To many, the new legislation is only a short-term solution to a much bigger problem. According to The Guardian, child labour is primarily a social and political phenomenon, rather than an economical one. Approaches to eradicating these problems should therefore be social and political rather than the technocratic approaches that predominate. Westerners are likely to be criticised for saying that the social problem is based on the fact that child labour is considered normal in developing countries and that the general perception of society has to change. Indeed, the general perception won’t change even if child labour is being declared illegal, as change cannot be opposed, especially if the difference is deeply culturally-rooted. Yet, certainly there is a moral argument which cannot be ignored in this context. Leaving traditions and cultures aside, personally I think that something goes terribly wrong in a society, where the rights of the child can only be protected by lowering the working age to a minimum. The argument that children work in the family business and support families with their income is valuable and children should be strengthened in their right to support the family. Bolivia’s President Evo Morales, who was himself working at the young age of 14, herding the llamas of his family, rightly says that “eliminating work for boys and girls would be like eliminating people’s social conscience.” Indeed, what a child can learn from his family at a young age, is certainly of good use in work life later on. Yet, what makes the law a threat rather than an opportunity, is the lack of enforcement as well as the social and economic conditions in the country, where it is being implemented.

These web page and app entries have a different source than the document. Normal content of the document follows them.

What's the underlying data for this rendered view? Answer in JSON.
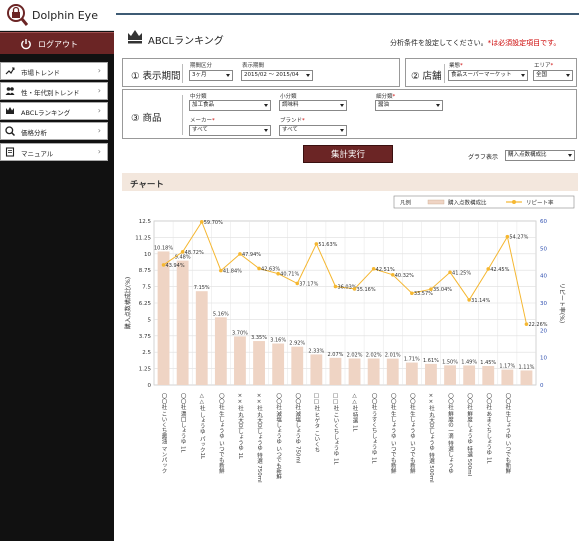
{
  "app": {
    "name": "Dolphin Eye",
    "logout_label": "ログアウト"
  },
  "sidebar": {
    "items": [
      {
        "label": "市場トレンド",
        "icon": "trend-chart-icon"
      },
      {
        "label": "性・年代別トレンド",
        "icon": "people-icon"
      },
      {
        "label": "ABCLランキング",
        "icon": "ranking-icon"
      },
      {
        "label": "価格分析",
        "icon": "yen-search-icon"
      },
      {
        "label": "マニュアル",
        "icon": "manual-icon"
      }
    ]
  },
  "header": {
    "title": "ABCLランキング",
    "notice": "分析条件を設定してください。",
    "notice_req": "*は必須設定項目です。"
  },
  "filters": {
    "period": {
      "section": "① 表示期間",
      "unit_label": "期間区分",
      "unit_value": "3ヶ月",
      "range_label": "表示期間",
      "range_value": "2015/02 ～ 2015/04"
    },
    "store": {
      "section": "② 店舗",
      "type_label": "業態",
      "type_value": "食品スーパーマーケット",
      "area_label": "エリア",
      "area_value": "全国"
    },
    "product": {
      "section": "③ 商品",
      "mid_label": "中分類",
      "mid_value": "加工食品",
      "small_label": "小分類",
      "small_value": "調味料",
      "detail_label": "細分類",
      "detail_value": "醤油",
      "maker_label": "メーカー",
      "maker_value": "すべて",
      "brand_label": "ブランド",
      "brand_value": "すべて"
    },
    "required_mark": "*"
  },
  "actions": {
    "run_label": "集計実行",
    "graph_type_label": "グラフ表示",
    "graph_type_value": "購入点数構成比"
  },
  "chart_section": {
    "title": "チャート"
  },
  "chart_data": {
    "type": "bar",
    "legend_title": "凡例",
    "legend_position": "top-right",
    "grid": true,
    "y_left_label": "購入点数構成比(%)",
    "y_right_label": "リピート率(%)",
    "ylim_left": [
      0,
      12.5
    ],
    "yticks_left": [
      "0",
      "1.25",
      "2.5",
      "3.75",
      "5",
      "6.25",
      "7.5",
      "8.75",
      "10",
      "11.25",
      "12.5"
    ],
    "ylim_right": [
      0,
      60
    ],
    "yticks_right": [
      "0",
      "10",
      "20",
      "30",
      "40",
      "50",
      "60"
    ],
    "categories": [
      "〇〇社 こいくち醤油 マンパック",
      "〇〇社 濃口しょうゆ 1L",
      "△△社 しょうゆ パック1L",
      "〇〇社 生しょうゆ いつでも新鮮",
      "××社 丸大豆しょうゆ 1L",
      "××社 丸大豆しょうゆ 特選 750ml",
      "〇〇社 減塩しょうゆ いつでも新鮮",
      "〇〇社 減塩しょうゆ 750ml",
      "□□社 ヒゲタ こいくち",
      "□□社 こいくちしょうゆ 1L",
      "△△社 特選 1L",
      "〇〇社 うすくちしょうゆ 1L",
      "〇〇社 生しょうゆ いつでも新鮮",
      "〇〇社 生しょうゆ いつでも新鮮",
      "××社 丸大豆しょうゆ 特選 500ml",
      "〇〇社 鮮度の一滴 特選しょうゆ",
      "〇〇社 鮮度しょうゆ 特選 500ml",
      "〇〇社 あまくちしょうゆ 1L",
      "〇〇社 生しょうゆ いつでも新鮮",
      ""
    ],
    "series": [
      {
        "name": "購入点数構成比",
        "axis": "left",
        "type": "bar",
        "color": "#efd4c4",
        "values": [
          10.18,
          9.48,
          7.15,
          5.16,
          3.7,
          3.35,
          3.16,
          2.92,
          2.33,
          2.07,
          2.02,
          2.02,
          2.01,
          1.71,
          1.61,
          1.5,
          1.49,
          1.45,
          1.17,
          1.11
        ],
        "labels": [
          "10.18%",
          "9.48%",
          "7.15%",
          "5.16%",
          "3.70%",
          "3.35%",
          "3.16%",
          "2.92%",
          "2.33%",
          "2.07%",
          "2.02%",
          "2.02%",
          "2.01%",
          "1.71%",
          "1.61%",
          "1.50%",
          "1.49%",
          "1.45%",
          "1.17%",
          "1.11%"
        ]
      },
      {
        "name": "リピート率",
        "axis": "right",
        "type": "line",
        "color": "#f5b731",
        "values": [
          43.94,
          48.72,
          59.7,
          41.84,
          47.94,
          42.63,
          40.71,
          37.17,
          51.63,
          36.03,
          35.16,
          42.51,
          40.32,
          33.57,
          35.04,
          41.25,
          31.14,
          42.45,
          54.27,
          22.26
        ],
        "labels": [
          "43.94%",
          "48.72%",
          "59.70%",
          "41.84%",
          "47.94%",
          "42.63%",
          "40.71%",
          "37.17%",
          "51.63%",
          "36.03%",
          "35.16%",
          "42.51%",
          "40.32%",
          "33.57%",
          "35.04%",
          "41.25%",
          "31.14%",
          "42.45%",
          "54.27%",
          "22.26%"
        ]
      }
    ]
  }
}
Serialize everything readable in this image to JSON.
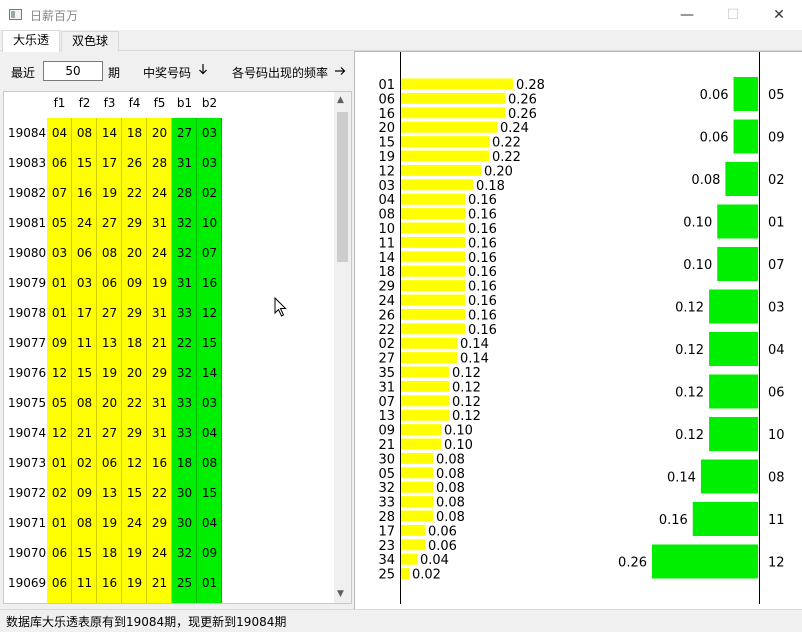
{
  "window": {
    "title": "日薪百万",
    "minimize_glyph": "—",
    "maximize_glyph": "☐",
    "close_glyph": "✕"
  },
  "tabs": [
    {
      "label": "大乐透",
      "active": true
    },
    {
      "label": "双色球",
      "active": false
    }
  ],
  "controls": {
    "recent_label": "最近",
    "period_value": "50",
    "period_unit": "期",
    "win_numbers_label": "中奖号码",
    "win_numbers_icon": "arrow-down-icon",
    "frequency_label": "各号码出现的频率",
    "frequency_icon": "arrow-right-icon"
  },
  "table": {
    "columns": [
      "f1",
      "f2",
      "f3",
      "f4",
      "f5",
      "b1",
      "b2"
    ],
    "rows": [
      {
        "period": "19084",
        "nums": [
          "04",
          "08",
          "14",
          "18",
          "20",
          "27",
          "03"
        ]
      },
      {
        "period": "19083",
        "nums": [
          "06",
          "15",
          "17",
          "26",
          "28",
          "31",
          "03"
        ]
      },
      {
        "period": "19082",
        "nums": [
          "07",
          "16",
          "19",
          "22",
          "24",
          "28",
          "02"
        ]
      },
      {
        "period": "19081",
        "nums": [
          "05",
          "24",
          "27",
          "29",
          "31",
          "32",
          "10"
        ]
      },
      {
        "period": "19080",
        "nums": [
          "03",
          "06",
          "08",
          "20",
          "24",
          "32",
          "07"
        ]
      },
      {
        "period": "19079",
        "nums": [
          "01",
          "03",
          "06",
          "09",
          "19",
          "31",
          "16"
        ]
      },
      {
        "period": "19078",
        "nums": [
          "01",
          "17",
          "27",
          "29",
          "31",
          "33",
          "12"
        ]
      },
      {
        "period": "19077",
        "nums": [
          "09",
          "11",
          "13",
          "18",
          "21",
          "22",
          "15"
        ]
      },
      {
        "period": "19076",
        "nums": [
          "12",
          "15",
          "19",
          "20",
          "29",
          "32",
          "14"
        ]
      },
      {
        "period": "19075",
        "nums": [
          "05",
          "08",
          "20",
          "22",
          "31",
          "33",
          "03"
        ]
      },
      {
        "period": "19074",
        "nums": [
          "12",
          "21",
          "27",
          "29",
          "31",
          "33",
          "04"
        ]
      },
      {
        "period": "19073",
        "nums": [
          "01",
          "02",
          "06",
          "12",
          "16",
          "18",
          "08"
        ]
      },
      {
        "period": "19072",
        "nums": [
          "02",
          "09",
          "13",
          "15",
          "22",
          "30",
          "15"
        ]
      },
      {
        "period": "19071",
        "nums": [
          "01",
          "08",
          "19",
          "24",
          "29",
          "30",
          "04"
        ]
      },
      {
        "period": "19070",
        "nums": [
          "06",
          "15",
          "18",
          "19",
          "24",
          "32",
          "09"
        ]
      },
      {
        "period": "19069",
        "nums": [
          "06",
          "11",
          "16",
          "19",
          "21",
          "25",
          "01"
        ]
      }
    ],
    "colors": {
      "front": "#ffff00",
      "back": "#00ee00"
    }
  },
  "chart_data": [
    {
      "type": "bar",
      "orientation": "horizontal",
      "color": "#ffff00",
      "categories": [
        "01",
        "06",
        "16",
        "20",
        "15",
        "19",
        "12",
        "03",
        "04",
        "08",
        "10",
        "11",
        "14",
        "18",
        "29",
        "24",
        "26",
        "22",
        "02",
        "27",
        "35",
        "31",
        "07",
        "13",
        "09",
        "21",
        "30",
        "05",
        "32",
        "33",
        "28",
        "17",
        "23",
        "34",
        "25"
      ],
      "values": [
        0.28,
        0.26,
        0.26,
        0.24,
        0.22,
        0.22,
        0.2,
        0.18,
        0.16,
        0.16,
        0.16,
        0.16,
        0.16,
        0.16,
        0.16,
        0.16,
        0.16,
        0.16,
        0.14,
        0.14,
        0.12,
        0.12,
        0.12,
        0.12,
        0.1,
        0.1,
        0.08,
        0.08,
        0.08,
        0.08,
        0.08,
        0.06,
        0.06,
        0.04,
        0.02
      ],
      "value_labels": [
        "0.28",
        "0.26",
        "0.26",
        "0.24",
        "0.22",
        "0.22",
        "0.20",
        "0.18",
        "0.16",
        "0.16",
        "0.16",
        "0.16",
        "0.16",
        "0.16",
        "0.16",
        "0.16",
        "0.16",
        "0.16",
        "0.14",
        "0.14",
        "0.12",
        "0.12",
        "0.12",
        "0.12",
        "0.10",
        "0.10",
        "0.08",
        "0.08",
        "0.08",
        "0.08",
        "0.08",
        "0.06",
        "0.06",
        "0.04",
        "0.02"
      ],
      "xlim": [
        0,
        0.28
      ]
    },
    {
      "type": "bar",
      "orientation": "horizontal-reversed",
      "color": "#00ee00",
      "categories": [
        "05",
        "09",
        "02",
        "01",
        "07",
        "03",
        "04",
        "06",
        "10",
        "08",
        "11",
        "12"
      ],
      "values": [
        0.06,
        0.06,
        0.08,
        0.1,
        0.1,
        0.12,
        0.12,
        0.12,
        0.12,
        0.14,
        0.16,
        0.26
      ],
      "value_labels": [
        "0.06",
        "0.06",
        "0.08",
        "0.10",
        "0.10",
        "0.12",
        "0.12",
        "0.12",
        "0.12",
        "0.14",
        "0.16",
        "0.26"
      ],
      "xlim": [
        0,
        0.26
      ]
    }
  ],
  "status": {
    "text": "数据库大乐透表原有到19084期，现更新到19084期"
  }
}
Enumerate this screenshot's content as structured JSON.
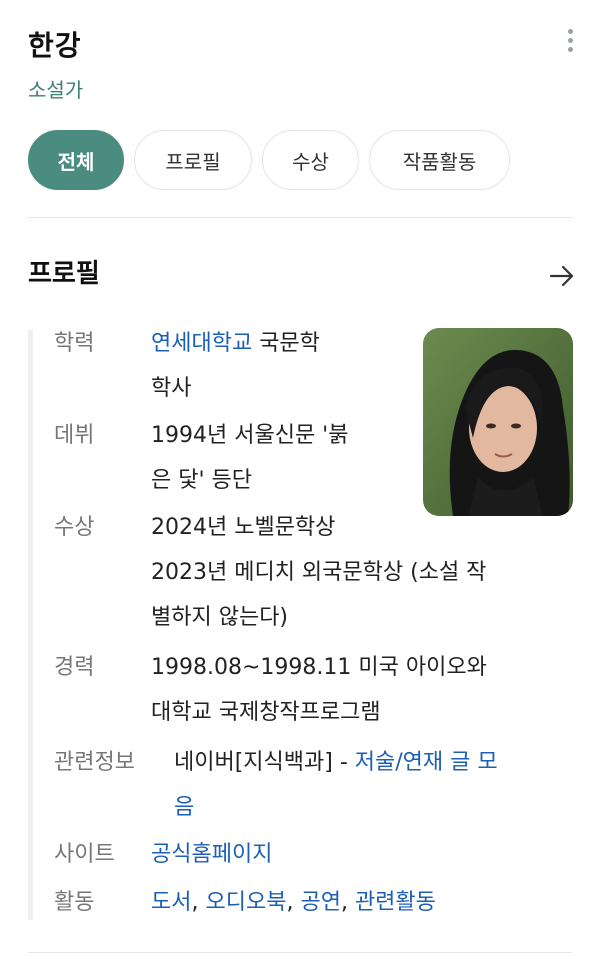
{
  "header": {
    "title": "한강",
    "subtitle": "소설가"
  },
  "tabs": [
    {
      "label": "전체",
      "active": true
    },
    {
      "label": "프로필",
      "active": false
    },
    {
      "label": "수상",
      "active": false
    },
    {
      "label": "작품활동",
      "active": false
    }
  ],
  "profile": {
    "section_title": "프로필",
    "education": {
      "label": "학력",
      "link": "연세대학교",
      "text1": " 국문학",
      "line2": "학사"
    },
    "debut": {
      "label": "데뷔",
      "line1": "1994년 서울신문 '붉",
      "line2": "은 닻' 등단"
    },
    "awards": {
      "label": "수상",
      "line1": "2024년 노벨문학상",
      "line2": "2023년 메디치 외국문학상 (소설 작",
      "line3": "별하지 않는다)"
    },
    "career": {
      "label": "경력",
      "line1": "1998.08~1998.11 미국 아이오와",
      "line2": "대학교 국제창작프로그램"
    },
    "related": {
      "label": "관련정보",
      "text": "네이버[지식백과] - ",
      "link1": "저술/연재 글 모",
      "link2": "음"
    },
    "site": {
      "label": "사이트",
      "link": "공식홈페이지"
    },
    "activity": {
      "label": "활동",
      "link1": "도서",
      "sep1": ", ",
      "link2": "오디오북",
      "sep2": ", ",
      "link3": "공연",
      "sep3": ", ",
      "link4": "관련활동"
    }
  },
  "colors": {
    "accent": "#4a8c80",
    "link": "#1c5fb5",
    "label": "#777777"
  },
  "icons": {
    "more": "more-vertical-icon",
    "arrow": "arrow-right-icon"
  }
}
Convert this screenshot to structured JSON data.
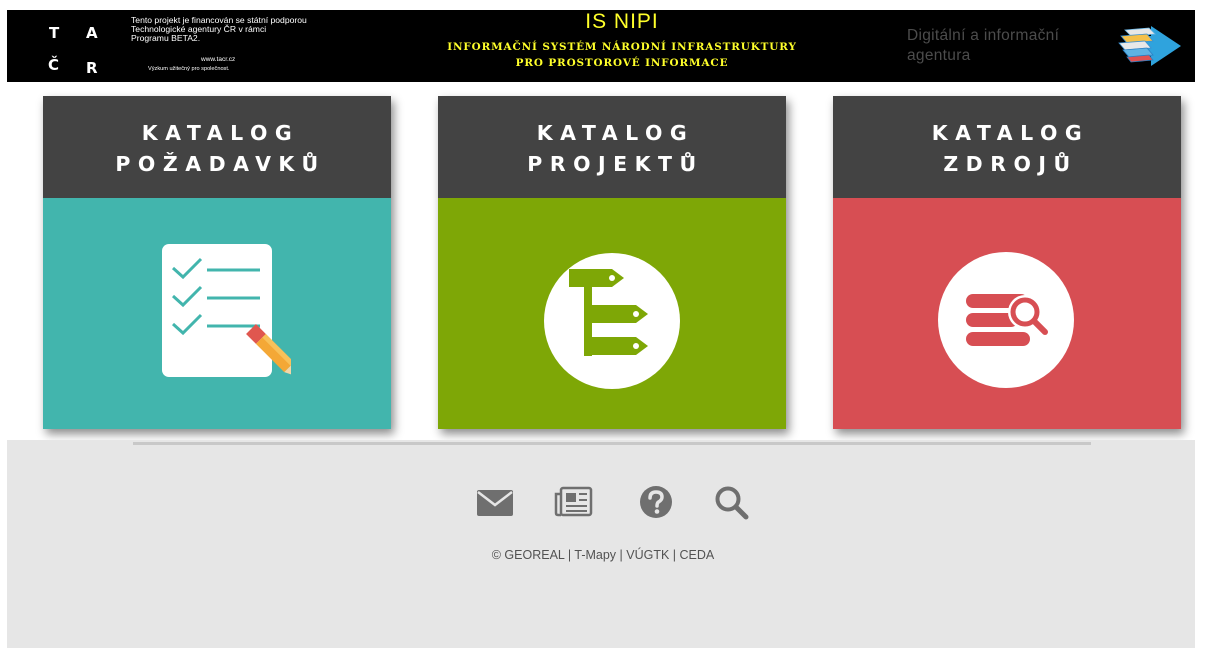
{
  "header": {
    "tacr": {
      "letters": [
        "T",
        "A",
        "Č",
        "R"
      ],
      "funding_line1": "Tento projekt je financován se státní podporou",
      "funding_line2": "Technologické agentury ČR v rámci",
      "funding_line3": "Programu BETA2.",
      "website": "www.tacr.cz",
      "slogan": "Výzkum užitečný pro společnost."
    },
    "title": "IS NIPI",
    "subtitle_line1": "INFORMAČNÍ SYSTÉM NÁRODNÍ INFRASTRUKTURY",
    "subtitle_line2": "PRO PROSTOROVÉ INFORMACE",
    "agency": {
      "line1": "Digitální a informační",
      "line2": "agentura",
      "logo_icon": "dia-arrow-logo-icon"
    },
    "title_color": "#ffff2a"
  },
  "catalogs": [
    {
      "title_line1": "KATALOG",
      "title_line2": "POŽADAVKŮ",
      "color": "#42b5ad",
      "icon": "checklist-pencil-icon"
    },
    {
      "title_line1": "KATALOG",
      "title_line2": "PROJEKTŮ",
      "color": "#7ea706",
      "icon": "project-tree-icon"
    },
    {
      "title_line1": "KATALOG",
      "title_line2": "ZDROJŮ",
      "color": "#d74e53",
      "icon": "database-search-icon"
    }
  ],
  "footer": {
    "icons": [
      "envelope-icon",
      "newspaper-icon",
      "question-circle-icon",
      "search-icon"
    ],
    "copyright": "© GEOREAL | T-Mapy | VÚGTK | CEDA"
  }
}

The new law in Bolivia is indeed a big experiment, which other countries, regarding the lack of control over child labour as a major social problem, might follow. In the best case, it might result in the reduction of child labour in Bolivia, the better protection of children at work and the provision of fair wages and the safety that they need – yet, in my analysis, Bolivia is making a major mistake by lowering the working age to a minimum. Clearly, the Latin American country is not in the state of implementing such law and making it work, with the risk of disastrous consequences for its youngest generation. Eventually, time will show, and I wish success will prove me wrong.